● WORK ORDER: What's needed is an exact copy of all the data below, without pictures.

● THE INPUT:
-------
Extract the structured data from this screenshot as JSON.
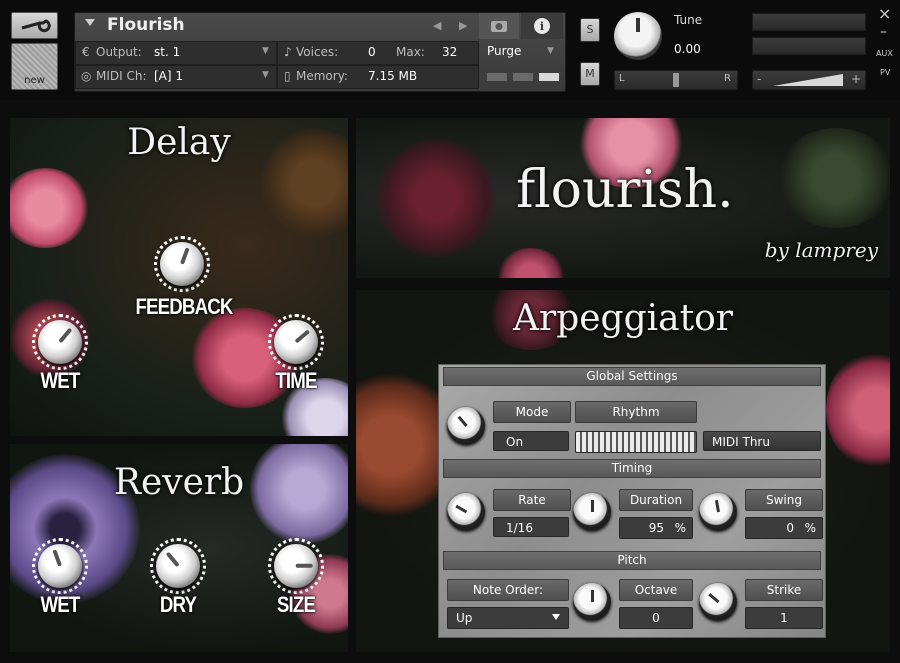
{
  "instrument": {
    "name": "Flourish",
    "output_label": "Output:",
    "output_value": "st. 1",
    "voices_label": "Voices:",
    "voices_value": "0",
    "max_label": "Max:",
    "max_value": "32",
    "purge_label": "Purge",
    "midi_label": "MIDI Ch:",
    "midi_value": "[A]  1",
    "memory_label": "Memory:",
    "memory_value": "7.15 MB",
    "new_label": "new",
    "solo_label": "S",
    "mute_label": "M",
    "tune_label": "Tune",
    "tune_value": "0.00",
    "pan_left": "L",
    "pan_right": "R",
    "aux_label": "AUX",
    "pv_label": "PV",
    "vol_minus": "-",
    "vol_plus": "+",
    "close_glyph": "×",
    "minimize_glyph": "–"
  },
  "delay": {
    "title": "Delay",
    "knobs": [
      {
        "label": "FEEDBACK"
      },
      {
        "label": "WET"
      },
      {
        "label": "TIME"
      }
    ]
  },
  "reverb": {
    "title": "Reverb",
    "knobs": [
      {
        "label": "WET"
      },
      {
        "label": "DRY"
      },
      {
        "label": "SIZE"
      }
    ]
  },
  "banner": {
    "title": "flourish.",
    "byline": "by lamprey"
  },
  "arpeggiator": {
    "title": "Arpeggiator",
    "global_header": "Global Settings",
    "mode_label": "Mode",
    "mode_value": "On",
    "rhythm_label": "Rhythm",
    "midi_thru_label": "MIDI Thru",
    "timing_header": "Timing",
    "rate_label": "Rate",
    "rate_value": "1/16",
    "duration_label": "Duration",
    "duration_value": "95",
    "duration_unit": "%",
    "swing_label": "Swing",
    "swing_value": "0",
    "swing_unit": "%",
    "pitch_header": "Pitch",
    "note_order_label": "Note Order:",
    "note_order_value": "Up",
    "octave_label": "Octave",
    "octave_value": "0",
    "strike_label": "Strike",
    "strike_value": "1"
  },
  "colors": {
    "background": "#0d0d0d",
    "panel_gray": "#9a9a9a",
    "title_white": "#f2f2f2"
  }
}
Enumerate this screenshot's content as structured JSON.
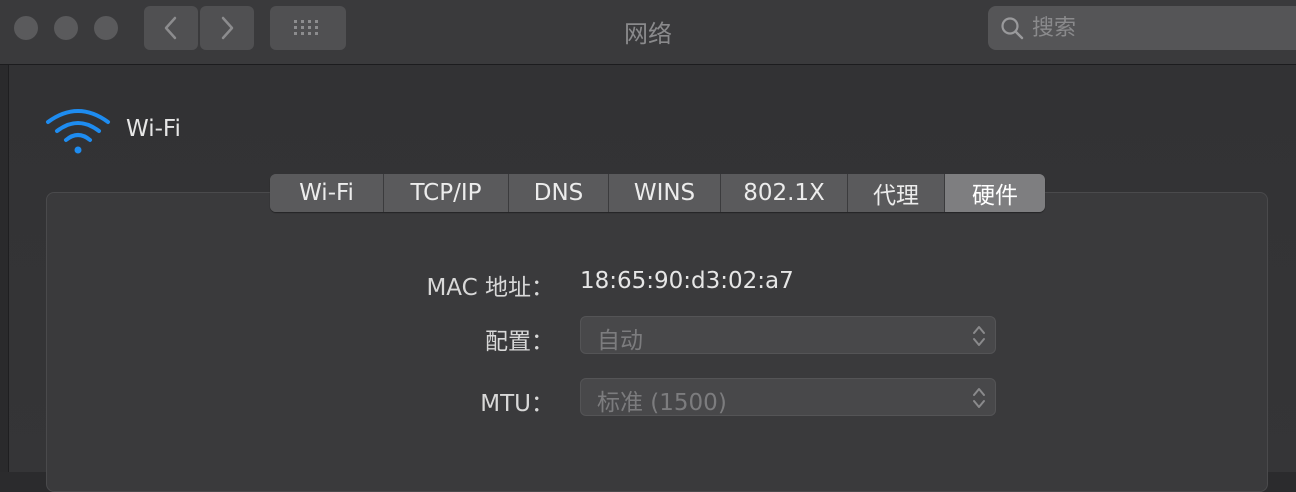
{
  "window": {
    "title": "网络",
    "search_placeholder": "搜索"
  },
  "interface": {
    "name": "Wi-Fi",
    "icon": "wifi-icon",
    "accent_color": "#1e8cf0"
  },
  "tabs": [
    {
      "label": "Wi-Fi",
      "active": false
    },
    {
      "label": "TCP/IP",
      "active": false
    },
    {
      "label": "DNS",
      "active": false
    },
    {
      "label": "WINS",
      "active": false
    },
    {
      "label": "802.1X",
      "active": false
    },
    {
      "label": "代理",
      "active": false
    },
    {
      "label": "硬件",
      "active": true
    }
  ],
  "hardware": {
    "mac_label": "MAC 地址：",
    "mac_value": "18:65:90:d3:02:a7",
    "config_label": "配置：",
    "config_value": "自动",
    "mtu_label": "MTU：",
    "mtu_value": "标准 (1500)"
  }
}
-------
● ANSWER SPACE:
Extract the structured data from this screenshot as JSON.
{
  "instrument": {
    "name": "Flourish",
    "output_label": "Output:",
    "output_value": "st. 1",
    "voices_label": "Voices:",
    "voices_value": "0",
    "max_label": "Max:",
    "max_value": "32",
    "purge_label": "Purge",
    "midi_label": "MIDI Ch:",
    "midi_value": "[A]  1",
    "memory_label": "Memory:",
    "memory_value": "7.15 MB",
    "new_label": "new",
    "solo_label": "S",
    "mute_label": "M",
    "tune_label": "Tune",
    "tune_value": "0.00",
    "pan_left": "L",
    "pan_right": "R",
    "aux_label": "AUX",
    "pv_label": "PV",
    "vol_minus": "-",
    "vol_plus": "+",
    "close_glyph": "×",
    "minimize_glyph": "–"
  },
  "delay": {
    "title": "Delay",
    "knobs": [
      {
        "label": "FEEDBACK"
      },
      {
        "label": "WET"
      },
      {
        "label": "TIME"
      }
    ]
  },
  "reverb": {
    "title": "Reverb",
    "knobs": [
      {
        "label": "WET"
      },
      {
        "label": "DRY"
      },
      {
        "label": "SIZE"
      }
    ]
  },
  "banner": {
    "title": "flourish.",
    "byline": "by lamprey"
  },
  "arpeggiator": {
    "title": "Arpeggiator",
    "global_header": "Global Settings",
    "mode_label": "Mode",
    "mode_value": "On",
    "rhythm_label": "Rhythm",
    "midi_thru_label": "MIDI Thru",
    "timing_header": "Timing",
    "rate_label": "Rate",
    "rate_value": "1/16",
    "duration_label": "Duration",
    "duration_value": "95",
    "duration_unit": "%",
    "swing_label": "Swing",
    "swing_value": "0",
    "swing_unit": "%",
    "pitch_header": "Pitch",
    "note_order_label": "Note Order:",
    "note_order_value": "Up",
    "octave_label": "Octave",
    "octave_value": "0",
    "strike_label": "Strike",
    "strike_value": "1"
  },
  "colors": {
    "background": "#0d0d0d",
    "panel_gray": "#9a9a9a",
    "title_white": "#f2f2f2"
  }
}
Enumerate this screenshot's content as structured JSON.
{
  "window": {
    "title": "网络",
    "search_placeholder": "搜索"
  },
  "interface": {
    "name": "Wi-Fi",
    "icon": "wifi-icon",
    "accent_color": "#1e8cf0"
  },
  "tabs": [
    {
      "label": "Wi-Fi",
      "active": false
    },
    {
      "label": "TCP/IP",
      "active": false
    },
    {
      "label": "DNS",
      "active": false
    },
    {
      "label": "WINS",
      "active": false
    },
    {
      "label": "802.1X",
      "active": false
    },
    {
      "label": "代理",
      "active": false
    },
    {
      "label": "硬件",
      "active": true
    }
  ],
  "hardware": {
    "mac_label": "MAC 地址：",
    "mac_value": "18:65:90:d3:02:a7",
    "config_label": "配置：",
    "config_value": "自动",
    "mtu_label": "MTU：",
    "mtu_value": "标准 (1500)"
  }
}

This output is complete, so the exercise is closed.